RECORDS SHOWN |
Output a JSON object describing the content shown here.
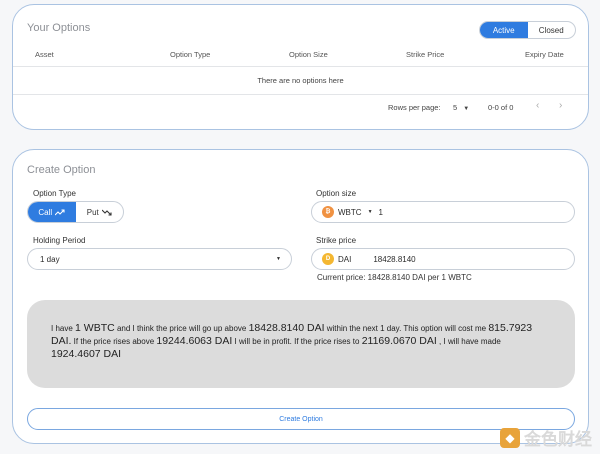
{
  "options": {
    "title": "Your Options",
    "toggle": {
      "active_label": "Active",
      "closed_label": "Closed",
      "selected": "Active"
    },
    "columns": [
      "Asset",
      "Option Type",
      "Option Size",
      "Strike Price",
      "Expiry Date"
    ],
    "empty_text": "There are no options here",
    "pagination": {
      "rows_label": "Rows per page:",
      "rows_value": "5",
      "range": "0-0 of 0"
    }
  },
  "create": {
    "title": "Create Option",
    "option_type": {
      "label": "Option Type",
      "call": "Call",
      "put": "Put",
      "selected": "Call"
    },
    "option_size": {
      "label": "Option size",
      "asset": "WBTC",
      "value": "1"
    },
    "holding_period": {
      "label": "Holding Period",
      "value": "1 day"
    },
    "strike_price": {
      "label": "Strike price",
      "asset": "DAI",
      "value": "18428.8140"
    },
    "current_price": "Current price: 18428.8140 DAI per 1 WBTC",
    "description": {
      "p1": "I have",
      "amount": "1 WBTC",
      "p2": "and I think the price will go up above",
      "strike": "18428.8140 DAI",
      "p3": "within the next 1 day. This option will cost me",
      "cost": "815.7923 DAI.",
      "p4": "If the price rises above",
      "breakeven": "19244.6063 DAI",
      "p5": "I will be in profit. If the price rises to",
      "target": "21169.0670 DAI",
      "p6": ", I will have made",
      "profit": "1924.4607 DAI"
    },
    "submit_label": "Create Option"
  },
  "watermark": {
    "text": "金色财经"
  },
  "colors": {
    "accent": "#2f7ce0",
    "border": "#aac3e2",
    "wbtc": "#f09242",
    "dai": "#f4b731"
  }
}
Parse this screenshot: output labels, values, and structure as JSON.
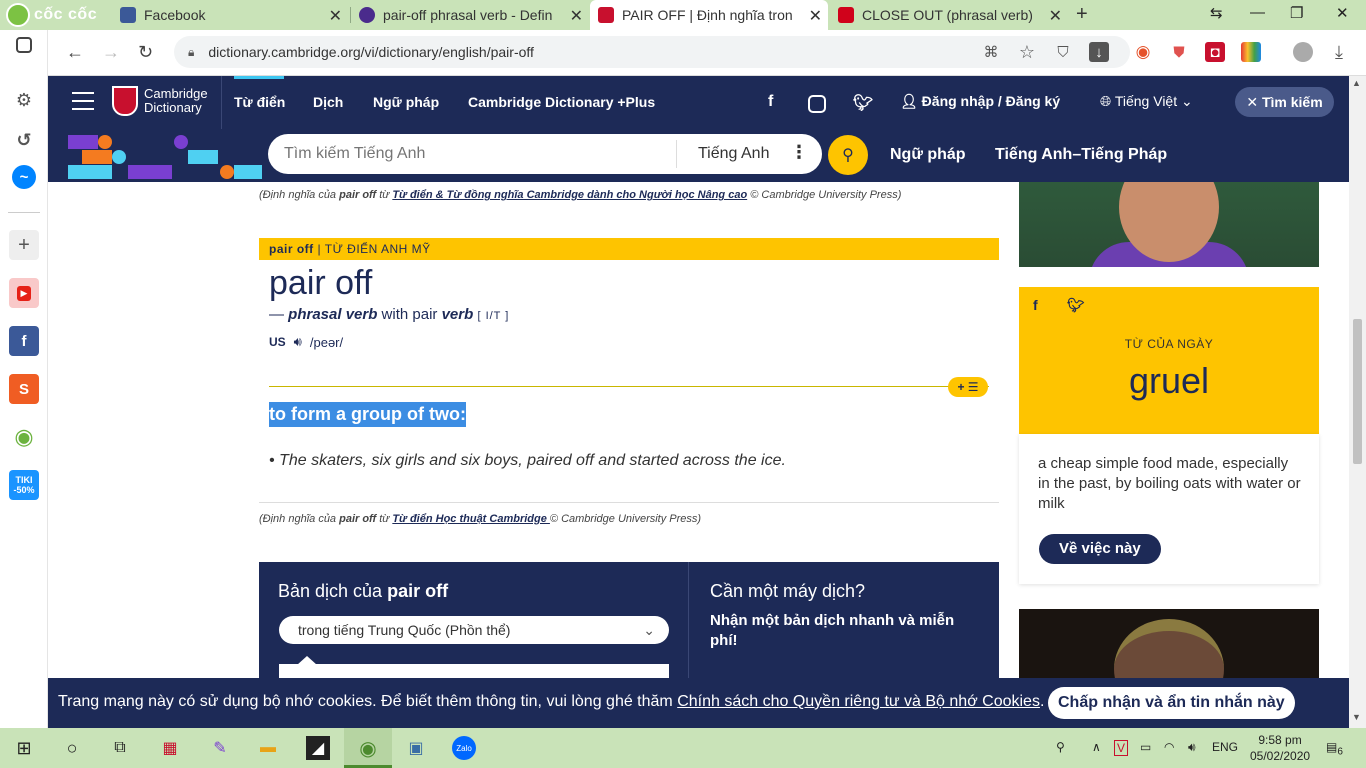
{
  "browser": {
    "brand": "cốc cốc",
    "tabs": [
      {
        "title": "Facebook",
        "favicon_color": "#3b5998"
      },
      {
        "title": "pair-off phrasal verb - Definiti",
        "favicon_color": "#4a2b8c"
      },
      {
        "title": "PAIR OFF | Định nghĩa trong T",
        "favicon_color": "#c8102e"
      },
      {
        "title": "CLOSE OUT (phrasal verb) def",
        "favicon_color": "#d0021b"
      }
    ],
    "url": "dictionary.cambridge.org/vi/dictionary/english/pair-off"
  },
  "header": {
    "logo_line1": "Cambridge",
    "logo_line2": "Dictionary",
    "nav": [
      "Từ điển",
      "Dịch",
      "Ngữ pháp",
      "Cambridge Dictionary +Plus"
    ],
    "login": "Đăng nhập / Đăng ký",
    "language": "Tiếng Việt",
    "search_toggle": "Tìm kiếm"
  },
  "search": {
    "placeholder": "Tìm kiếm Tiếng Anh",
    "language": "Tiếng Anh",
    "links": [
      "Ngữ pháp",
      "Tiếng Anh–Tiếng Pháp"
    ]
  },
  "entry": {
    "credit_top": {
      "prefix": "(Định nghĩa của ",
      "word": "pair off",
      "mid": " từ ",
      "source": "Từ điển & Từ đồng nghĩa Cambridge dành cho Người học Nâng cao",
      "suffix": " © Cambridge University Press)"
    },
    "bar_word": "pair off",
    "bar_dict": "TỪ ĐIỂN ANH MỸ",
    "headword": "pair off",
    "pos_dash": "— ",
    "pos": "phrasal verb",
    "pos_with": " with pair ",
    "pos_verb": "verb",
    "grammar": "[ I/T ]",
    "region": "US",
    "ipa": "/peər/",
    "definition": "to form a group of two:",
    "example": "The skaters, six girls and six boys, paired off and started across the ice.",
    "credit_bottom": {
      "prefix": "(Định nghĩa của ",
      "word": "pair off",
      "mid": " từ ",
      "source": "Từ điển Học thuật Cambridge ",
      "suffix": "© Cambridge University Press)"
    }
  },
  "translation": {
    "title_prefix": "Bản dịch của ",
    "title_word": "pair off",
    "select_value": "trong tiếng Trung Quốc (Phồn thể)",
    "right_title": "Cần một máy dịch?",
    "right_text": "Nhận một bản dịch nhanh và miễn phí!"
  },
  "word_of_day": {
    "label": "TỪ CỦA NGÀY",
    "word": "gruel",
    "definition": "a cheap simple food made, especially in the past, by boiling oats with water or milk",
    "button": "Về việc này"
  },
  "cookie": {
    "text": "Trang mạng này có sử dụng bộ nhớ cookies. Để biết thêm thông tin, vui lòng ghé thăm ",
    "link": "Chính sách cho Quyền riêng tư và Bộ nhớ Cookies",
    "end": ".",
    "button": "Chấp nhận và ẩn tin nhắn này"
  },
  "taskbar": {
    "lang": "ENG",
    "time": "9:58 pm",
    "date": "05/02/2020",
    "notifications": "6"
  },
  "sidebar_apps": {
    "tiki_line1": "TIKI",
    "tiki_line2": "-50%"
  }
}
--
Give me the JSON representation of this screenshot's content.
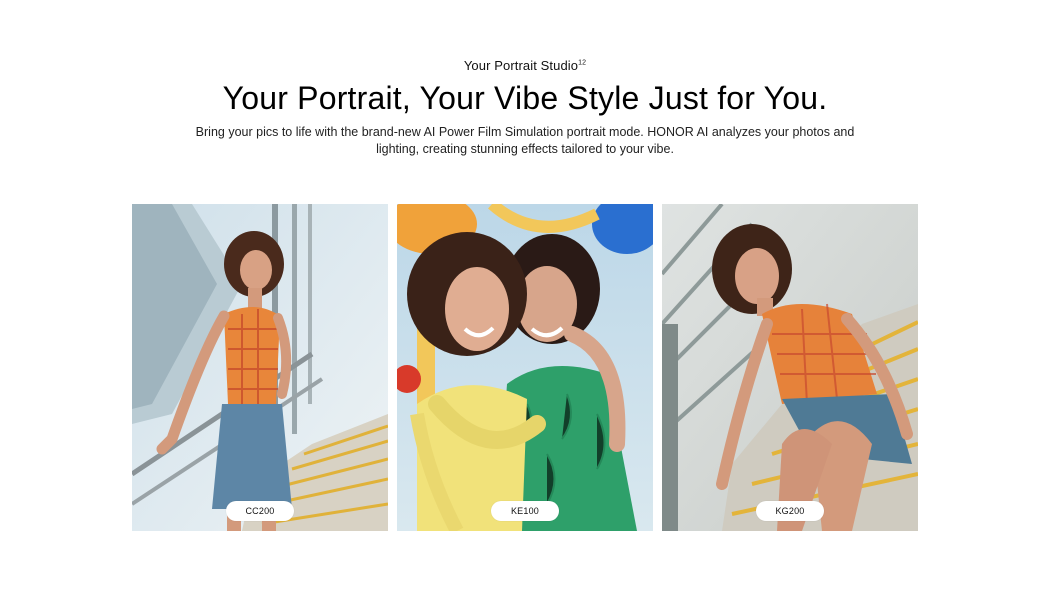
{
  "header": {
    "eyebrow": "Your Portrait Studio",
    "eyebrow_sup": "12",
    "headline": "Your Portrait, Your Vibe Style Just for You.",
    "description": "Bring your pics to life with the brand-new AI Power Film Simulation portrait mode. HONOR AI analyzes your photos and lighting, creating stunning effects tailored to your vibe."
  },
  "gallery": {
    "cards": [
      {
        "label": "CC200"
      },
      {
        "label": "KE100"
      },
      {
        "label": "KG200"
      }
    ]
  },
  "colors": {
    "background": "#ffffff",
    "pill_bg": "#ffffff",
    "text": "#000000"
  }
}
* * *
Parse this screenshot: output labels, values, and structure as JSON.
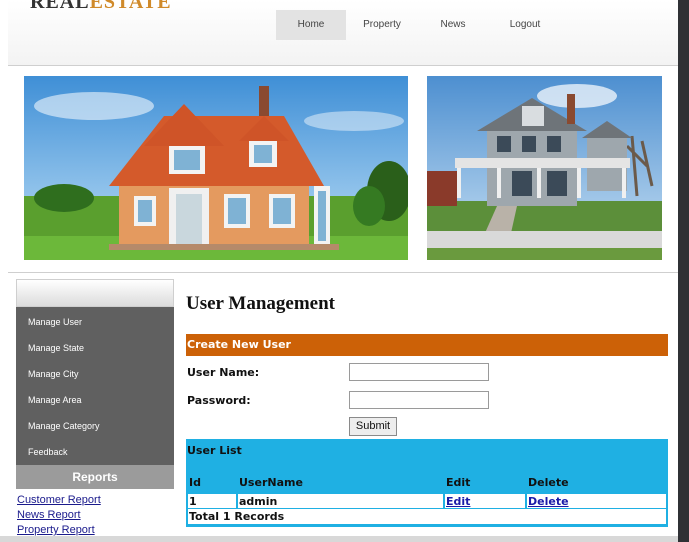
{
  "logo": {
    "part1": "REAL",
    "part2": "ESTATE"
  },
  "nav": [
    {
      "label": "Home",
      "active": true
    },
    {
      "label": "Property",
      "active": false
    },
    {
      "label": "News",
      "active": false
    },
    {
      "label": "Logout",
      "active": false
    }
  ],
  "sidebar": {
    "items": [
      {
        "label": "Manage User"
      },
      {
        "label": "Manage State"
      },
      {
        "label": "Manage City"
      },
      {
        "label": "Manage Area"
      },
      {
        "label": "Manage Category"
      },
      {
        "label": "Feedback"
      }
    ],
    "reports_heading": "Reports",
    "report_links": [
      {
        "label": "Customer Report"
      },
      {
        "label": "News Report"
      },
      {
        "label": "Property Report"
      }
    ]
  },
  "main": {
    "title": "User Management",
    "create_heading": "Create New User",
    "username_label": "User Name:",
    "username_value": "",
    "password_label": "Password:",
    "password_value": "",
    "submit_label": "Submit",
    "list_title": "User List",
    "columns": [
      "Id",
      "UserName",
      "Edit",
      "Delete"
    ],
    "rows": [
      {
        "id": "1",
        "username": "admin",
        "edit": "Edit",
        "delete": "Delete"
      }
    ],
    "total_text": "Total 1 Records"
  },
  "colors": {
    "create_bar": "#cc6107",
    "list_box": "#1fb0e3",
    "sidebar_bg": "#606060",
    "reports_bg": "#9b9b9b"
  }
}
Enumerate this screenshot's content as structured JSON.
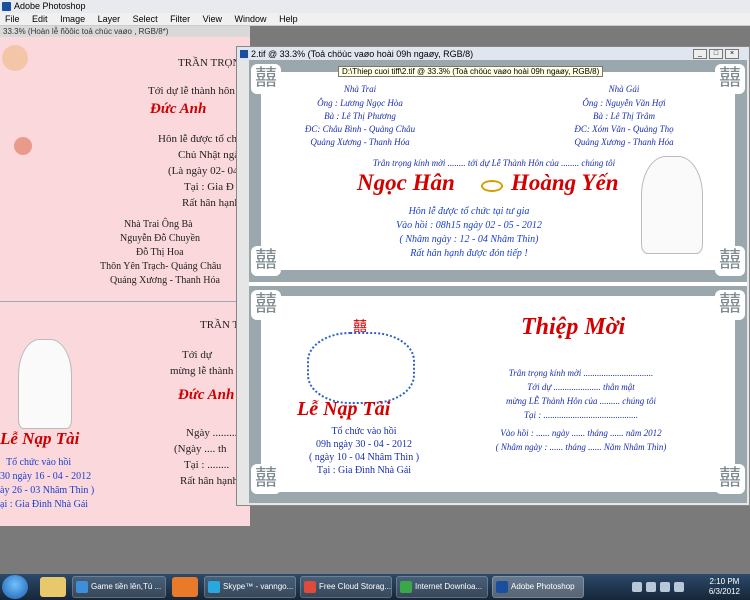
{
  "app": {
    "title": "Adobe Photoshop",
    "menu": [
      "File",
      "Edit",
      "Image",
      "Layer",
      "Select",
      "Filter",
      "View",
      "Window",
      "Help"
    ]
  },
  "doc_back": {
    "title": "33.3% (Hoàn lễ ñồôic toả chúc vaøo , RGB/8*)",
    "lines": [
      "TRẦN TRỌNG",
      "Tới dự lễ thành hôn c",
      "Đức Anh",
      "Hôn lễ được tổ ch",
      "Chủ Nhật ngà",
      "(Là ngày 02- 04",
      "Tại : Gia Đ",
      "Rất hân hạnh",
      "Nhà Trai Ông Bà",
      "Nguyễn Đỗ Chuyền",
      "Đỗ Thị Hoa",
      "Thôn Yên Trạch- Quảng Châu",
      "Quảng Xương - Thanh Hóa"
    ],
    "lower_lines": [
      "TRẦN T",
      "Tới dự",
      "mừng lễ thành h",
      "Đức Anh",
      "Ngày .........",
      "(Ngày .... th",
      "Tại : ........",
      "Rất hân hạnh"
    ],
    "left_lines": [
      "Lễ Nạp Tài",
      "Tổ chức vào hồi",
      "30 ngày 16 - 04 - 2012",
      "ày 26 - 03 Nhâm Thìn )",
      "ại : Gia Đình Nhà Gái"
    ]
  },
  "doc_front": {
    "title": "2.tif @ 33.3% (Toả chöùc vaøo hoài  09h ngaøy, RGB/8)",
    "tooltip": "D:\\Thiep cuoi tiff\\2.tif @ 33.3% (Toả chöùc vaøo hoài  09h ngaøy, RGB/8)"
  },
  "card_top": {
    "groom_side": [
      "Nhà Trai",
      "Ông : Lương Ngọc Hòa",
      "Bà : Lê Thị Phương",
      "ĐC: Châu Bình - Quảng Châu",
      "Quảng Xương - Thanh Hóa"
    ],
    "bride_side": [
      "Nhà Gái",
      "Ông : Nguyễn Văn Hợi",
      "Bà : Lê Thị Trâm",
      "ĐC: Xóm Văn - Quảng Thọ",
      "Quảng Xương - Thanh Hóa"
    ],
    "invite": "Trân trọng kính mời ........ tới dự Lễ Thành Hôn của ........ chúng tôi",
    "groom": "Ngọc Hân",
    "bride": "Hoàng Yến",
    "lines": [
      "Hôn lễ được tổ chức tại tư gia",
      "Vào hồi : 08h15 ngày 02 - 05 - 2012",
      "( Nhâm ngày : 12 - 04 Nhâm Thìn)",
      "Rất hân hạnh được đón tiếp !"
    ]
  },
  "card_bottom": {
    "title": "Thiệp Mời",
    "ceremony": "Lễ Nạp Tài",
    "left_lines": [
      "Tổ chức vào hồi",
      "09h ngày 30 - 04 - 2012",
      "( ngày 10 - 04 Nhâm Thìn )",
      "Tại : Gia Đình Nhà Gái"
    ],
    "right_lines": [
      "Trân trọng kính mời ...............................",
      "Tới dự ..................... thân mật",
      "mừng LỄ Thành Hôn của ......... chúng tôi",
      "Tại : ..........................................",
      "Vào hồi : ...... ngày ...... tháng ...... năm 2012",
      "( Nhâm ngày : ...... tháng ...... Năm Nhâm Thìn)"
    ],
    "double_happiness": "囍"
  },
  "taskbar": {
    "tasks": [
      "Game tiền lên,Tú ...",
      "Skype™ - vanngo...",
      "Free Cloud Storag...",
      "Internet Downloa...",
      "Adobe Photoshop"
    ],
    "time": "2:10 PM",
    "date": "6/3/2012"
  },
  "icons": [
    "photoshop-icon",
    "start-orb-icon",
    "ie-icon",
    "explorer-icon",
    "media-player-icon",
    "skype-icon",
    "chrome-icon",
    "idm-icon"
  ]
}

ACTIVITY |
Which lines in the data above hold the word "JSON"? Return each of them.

SOLUTION FOR THIS TASK |
Output a JSON object describing the content shown here.
Parse this screenshot: output labels, values, and structure as JSON.
Give me the JSON representation of this screenshot's content.
Parse this screenshot: output labels, values, and structure as JSON.
Enumerate this screenshot's content as structured JSON.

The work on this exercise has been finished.